Lovatelli, Ersilia Caetani Contessa. 1900. "Urna marmorea con rappresentanze di trofei." Bullettino della Commissione archeologica comunale di Roma, 28: pp. 242–66, figs. 1–3, pls. 14–15.

Lovatelli, Ersilia Caetani Contessa. 1901. Attaverso il mondo antico, 4th edn. p. 283, Rome: Loescher.

Altmann, Walter. 1905. Die römischen Grabaltäre der Kaiserzeit. pp. 17, 133, Berlin: Weidmann.

Löwy, Emmanuel. 1928. Die Anfange des Triumphbogens. p. 28, figs. 63–66, Vienna: Anton Schroll.

Janssen, Andreas Jozef. 1957. Het antieke Tropaion. p. 182, fig. 177, Brussels: Paleis der Acodemiën.

Charles-Picard, Gilbert. 1957. Les trophées romains. pl. 21, Paris: E. de Boccard.

Wegner, Max. 1961. "Kapitelle und Friese vom Bogen der Sergier zu Pola." Beihefte der Bonner Jahrbucher, 161: p. 274.

Mazzolani, Matilde. 1969. Forma Italia: Anagnia, Regio I, Latium et Campania, Vol. 6. no. 174, p. 124, Florence: Olschki.

Sinn, Friederike. 1987. Stadtrömische Marmorurnen. no. 94, p. 115, pl. 26e, f, Mainz: Verlag Philipp von Zabern.

Milleker, Elizabeth J., Christopher S. Lightfoot, and Seán Hemingway. 2003. "Recent Acquisitions: A Selection 2002–2003: Ancient World." Bulletin of the Metropolitan Museum of Art, 61(2): p. 8.

Metropolitan Museum of Art. 2003. "One Hundred Thirty-third Annual Report of the Trustees for the Fiscal Year July 1, 2002 through June 30, 2003." Annual Report of the Trustees of the Metropolitan Museum of Art, 133: p. 23.

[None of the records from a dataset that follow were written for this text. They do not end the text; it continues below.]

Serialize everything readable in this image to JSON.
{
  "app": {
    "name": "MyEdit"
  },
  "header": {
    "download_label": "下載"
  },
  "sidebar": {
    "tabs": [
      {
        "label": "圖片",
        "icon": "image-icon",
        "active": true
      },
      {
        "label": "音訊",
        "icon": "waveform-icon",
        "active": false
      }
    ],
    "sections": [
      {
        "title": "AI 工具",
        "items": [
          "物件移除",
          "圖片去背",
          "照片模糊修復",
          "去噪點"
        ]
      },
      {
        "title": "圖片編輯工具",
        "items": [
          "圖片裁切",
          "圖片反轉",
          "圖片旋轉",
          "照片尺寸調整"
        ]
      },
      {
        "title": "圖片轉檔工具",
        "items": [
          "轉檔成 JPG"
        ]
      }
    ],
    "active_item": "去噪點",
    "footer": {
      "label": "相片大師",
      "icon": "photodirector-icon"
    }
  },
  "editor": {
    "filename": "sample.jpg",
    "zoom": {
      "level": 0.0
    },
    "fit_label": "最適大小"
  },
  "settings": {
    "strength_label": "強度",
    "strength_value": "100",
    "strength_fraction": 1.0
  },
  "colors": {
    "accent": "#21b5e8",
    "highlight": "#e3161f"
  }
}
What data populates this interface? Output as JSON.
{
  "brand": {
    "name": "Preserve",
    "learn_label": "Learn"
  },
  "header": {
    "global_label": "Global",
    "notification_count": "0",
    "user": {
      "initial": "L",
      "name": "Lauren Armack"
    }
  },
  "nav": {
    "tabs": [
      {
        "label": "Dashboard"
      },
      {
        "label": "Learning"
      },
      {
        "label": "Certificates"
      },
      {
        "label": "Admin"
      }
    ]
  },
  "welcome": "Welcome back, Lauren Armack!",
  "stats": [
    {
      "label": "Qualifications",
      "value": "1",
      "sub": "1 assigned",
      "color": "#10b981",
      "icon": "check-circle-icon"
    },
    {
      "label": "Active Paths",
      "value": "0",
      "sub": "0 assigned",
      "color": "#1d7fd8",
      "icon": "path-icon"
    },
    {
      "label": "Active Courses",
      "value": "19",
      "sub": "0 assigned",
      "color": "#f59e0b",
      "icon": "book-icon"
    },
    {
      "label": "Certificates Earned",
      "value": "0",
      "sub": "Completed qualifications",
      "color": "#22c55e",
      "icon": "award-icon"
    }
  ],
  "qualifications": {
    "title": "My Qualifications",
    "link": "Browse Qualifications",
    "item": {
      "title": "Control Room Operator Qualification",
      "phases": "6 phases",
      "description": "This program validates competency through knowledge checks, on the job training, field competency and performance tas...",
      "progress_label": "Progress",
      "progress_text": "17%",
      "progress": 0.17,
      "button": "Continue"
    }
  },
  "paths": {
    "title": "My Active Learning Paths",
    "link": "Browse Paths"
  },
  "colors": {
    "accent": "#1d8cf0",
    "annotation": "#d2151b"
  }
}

Picón, Carlos A. 2007. Art of the Classical World in the Metropolitan Museum of Art: Greece, Cyprus, Etruria, Rome. no. 438, pp. 376, 491, New York: The Metropolitan Museum of Art.